Do you feel like you need a ‘third internet living space’? You’ll have one at home and at work already – unless you’re in education or retired, you lucky devil – and soon you’ll be offered a similar space in your car, according to Faraday Future, the electric vehicle start-up.

I say start-up, Faraday Future has been around since 2014, but this week we saw the interior of its FF91, said to go on sale next year. It’s the FF91’s insides that are set to become this ‘third space’, Faraday Future thinks. “The smart TV was introduced first in 2013 and changed the way we accessed digital content at home,” it says. “Faraday Future’s mission is to change the concept of digital life when we’re in our vehicles.”

To that end, the car gets 11 screens inside, of various sizes. The 10 smaller screens include digital instruments and rear-view ‘mirrors’; the biggest is a 27in HD TV built into the roof.

The seats recline to put occupants into the kind of position NASA reckons one naturally goes into during weightlessness, so is meant to be ultra-relaxing. Put me down for a fascinating examination of the smaller surface area inside my eyelids, in that case, but whether I’m snoozing or watching/browsing, there’s one thing I definitely can’t be doing, and that’s driving.

Which means one of two things. Either I’m a passenger, in which case the 27in HD screen needs to be invisible to the person who’s doing the driving. Or nobody is driving, in which case the car is driving itself. Which won’t happen next year. Or the year after. Or, depending on the kind of roads involved and the kind of weather and other road users, for who knows how long.

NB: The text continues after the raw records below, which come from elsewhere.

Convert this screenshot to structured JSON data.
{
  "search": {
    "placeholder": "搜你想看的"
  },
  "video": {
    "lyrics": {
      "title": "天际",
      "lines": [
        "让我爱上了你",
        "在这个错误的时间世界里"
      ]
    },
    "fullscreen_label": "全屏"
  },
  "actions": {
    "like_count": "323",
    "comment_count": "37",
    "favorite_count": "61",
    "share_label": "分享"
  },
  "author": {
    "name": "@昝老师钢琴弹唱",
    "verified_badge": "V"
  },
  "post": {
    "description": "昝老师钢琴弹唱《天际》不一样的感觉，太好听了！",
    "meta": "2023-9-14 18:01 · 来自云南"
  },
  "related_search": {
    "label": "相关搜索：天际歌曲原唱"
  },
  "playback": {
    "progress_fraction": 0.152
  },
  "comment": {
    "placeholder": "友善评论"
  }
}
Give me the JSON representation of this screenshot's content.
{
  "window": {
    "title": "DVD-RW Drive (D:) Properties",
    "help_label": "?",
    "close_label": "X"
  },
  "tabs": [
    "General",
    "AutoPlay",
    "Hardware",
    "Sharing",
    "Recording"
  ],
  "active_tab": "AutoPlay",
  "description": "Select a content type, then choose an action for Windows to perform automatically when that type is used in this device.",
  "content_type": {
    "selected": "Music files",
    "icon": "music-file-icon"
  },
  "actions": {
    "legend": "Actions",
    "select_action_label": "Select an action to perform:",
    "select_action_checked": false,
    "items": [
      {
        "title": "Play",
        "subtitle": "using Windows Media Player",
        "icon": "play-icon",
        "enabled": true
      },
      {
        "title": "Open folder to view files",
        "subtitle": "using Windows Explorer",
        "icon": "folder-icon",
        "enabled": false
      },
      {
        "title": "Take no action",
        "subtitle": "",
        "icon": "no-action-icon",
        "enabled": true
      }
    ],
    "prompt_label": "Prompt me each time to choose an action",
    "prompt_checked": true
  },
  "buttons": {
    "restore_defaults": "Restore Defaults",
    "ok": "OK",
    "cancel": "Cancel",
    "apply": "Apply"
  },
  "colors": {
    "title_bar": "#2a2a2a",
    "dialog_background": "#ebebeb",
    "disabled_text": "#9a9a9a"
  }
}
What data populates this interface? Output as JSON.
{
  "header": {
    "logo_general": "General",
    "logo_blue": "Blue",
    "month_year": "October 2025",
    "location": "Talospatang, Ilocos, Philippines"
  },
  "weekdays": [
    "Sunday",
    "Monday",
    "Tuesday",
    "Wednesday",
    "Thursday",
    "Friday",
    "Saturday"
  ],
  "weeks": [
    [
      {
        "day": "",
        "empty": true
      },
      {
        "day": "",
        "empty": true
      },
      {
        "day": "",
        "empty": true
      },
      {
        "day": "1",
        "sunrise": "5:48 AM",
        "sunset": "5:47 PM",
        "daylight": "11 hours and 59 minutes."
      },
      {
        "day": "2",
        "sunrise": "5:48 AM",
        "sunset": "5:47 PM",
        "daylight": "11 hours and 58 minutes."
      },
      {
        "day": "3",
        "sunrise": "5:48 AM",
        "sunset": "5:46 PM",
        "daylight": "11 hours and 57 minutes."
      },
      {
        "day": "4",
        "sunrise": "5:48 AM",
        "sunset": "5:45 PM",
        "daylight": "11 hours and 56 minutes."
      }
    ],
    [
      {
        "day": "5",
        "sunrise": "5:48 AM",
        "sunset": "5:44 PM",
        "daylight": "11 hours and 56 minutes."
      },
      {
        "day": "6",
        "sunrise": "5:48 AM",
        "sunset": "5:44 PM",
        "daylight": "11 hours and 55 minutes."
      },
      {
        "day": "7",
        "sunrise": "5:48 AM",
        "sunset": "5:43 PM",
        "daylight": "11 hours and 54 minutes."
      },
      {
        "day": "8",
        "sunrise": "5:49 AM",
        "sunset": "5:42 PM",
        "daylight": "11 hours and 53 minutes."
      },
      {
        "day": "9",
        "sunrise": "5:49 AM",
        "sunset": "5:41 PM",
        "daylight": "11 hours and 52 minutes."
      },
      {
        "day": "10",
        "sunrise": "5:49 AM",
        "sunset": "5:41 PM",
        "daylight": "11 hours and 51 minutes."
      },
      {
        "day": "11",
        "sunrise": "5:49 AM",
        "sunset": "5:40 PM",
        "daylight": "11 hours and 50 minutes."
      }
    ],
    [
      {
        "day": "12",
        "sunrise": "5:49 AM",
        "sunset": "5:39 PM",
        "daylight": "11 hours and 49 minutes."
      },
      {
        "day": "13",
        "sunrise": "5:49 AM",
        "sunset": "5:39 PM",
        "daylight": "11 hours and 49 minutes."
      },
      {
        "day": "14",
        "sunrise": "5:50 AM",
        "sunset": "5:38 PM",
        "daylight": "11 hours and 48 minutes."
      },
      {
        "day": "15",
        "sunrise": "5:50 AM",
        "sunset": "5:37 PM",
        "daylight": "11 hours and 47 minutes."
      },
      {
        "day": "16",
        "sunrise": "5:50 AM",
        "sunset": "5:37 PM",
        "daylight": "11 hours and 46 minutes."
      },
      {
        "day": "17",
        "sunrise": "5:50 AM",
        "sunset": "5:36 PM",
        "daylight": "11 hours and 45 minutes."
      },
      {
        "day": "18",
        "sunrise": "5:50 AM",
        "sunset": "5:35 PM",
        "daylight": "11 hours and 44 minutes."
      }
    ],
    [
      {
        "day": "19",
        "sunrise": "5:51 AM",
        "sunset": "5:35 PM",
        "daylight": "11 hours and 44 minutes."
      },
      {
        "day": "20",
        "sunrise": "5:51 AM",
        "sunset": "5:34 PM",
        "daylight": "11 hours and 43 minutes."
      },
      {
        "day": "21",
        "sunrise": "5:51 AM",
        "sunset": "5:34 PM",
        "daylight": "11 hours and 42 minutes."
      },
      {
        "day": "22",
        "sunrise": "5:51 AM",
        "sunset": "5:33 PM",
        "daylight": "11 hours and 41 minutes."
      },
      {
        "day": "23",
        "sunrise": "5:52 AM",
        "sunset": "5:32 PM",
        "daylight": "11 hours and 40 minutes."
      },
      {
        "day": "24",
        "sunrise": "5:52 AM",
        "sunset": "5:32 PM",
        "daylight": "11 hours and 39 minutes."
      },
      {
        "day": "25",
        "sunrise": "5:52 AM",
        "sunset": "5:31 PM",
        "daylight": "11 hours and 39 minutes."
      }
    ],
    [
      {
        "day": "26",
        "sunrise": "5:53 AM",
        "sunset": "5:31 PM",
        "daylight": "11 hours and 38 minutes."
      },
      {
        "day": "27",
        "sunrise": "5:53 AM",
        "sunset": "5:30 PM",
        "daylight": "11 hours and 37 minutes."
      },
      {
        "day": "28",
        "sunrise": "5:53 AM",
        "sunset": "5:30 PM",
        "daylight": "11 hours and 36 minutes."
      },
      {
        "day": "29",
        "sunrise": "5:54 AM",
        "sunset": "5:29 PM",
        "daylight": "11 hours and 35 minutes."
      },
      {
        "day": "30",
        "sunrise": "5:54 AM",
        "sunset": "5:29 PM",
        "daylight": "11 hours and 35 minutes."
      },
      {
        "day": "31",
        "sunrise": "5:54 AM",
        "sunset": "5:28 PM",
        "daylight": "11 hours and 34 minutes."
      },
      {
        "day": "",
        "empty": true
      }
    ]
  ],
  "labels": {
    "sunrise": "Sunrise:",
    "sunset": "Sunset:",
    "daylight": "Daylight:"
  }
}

The FF91 isn’t alone in wanting to give its occupants ever more connectivity. Start-ups and established car makers are all at this idea of bringing ever increasing communication to their vehicles. More convenience. Making the car more like your home or office.

About which there are two things to remember. First, there aren’t so many separate digital spaces any more; because thanks to smartphones, tablets or hybrids of these, our entire world is a digital space. Whether we’re in a car, shop, pub, train, home, office, bath or out walking, if we want to be connected, we can be. Apart from that bit on the M40 where the DAB radio signal drops out.

Second, if you’re driving, you can’t do anything other than drive plus talk and listen, which is something car audio or phones have let us do for decades. Ever increasing connectedness is the mobility-provider’s theme. But when you’ve got your digital life in the palm of your hand already, it’s hard to see that you need anything more than a stand to put it on.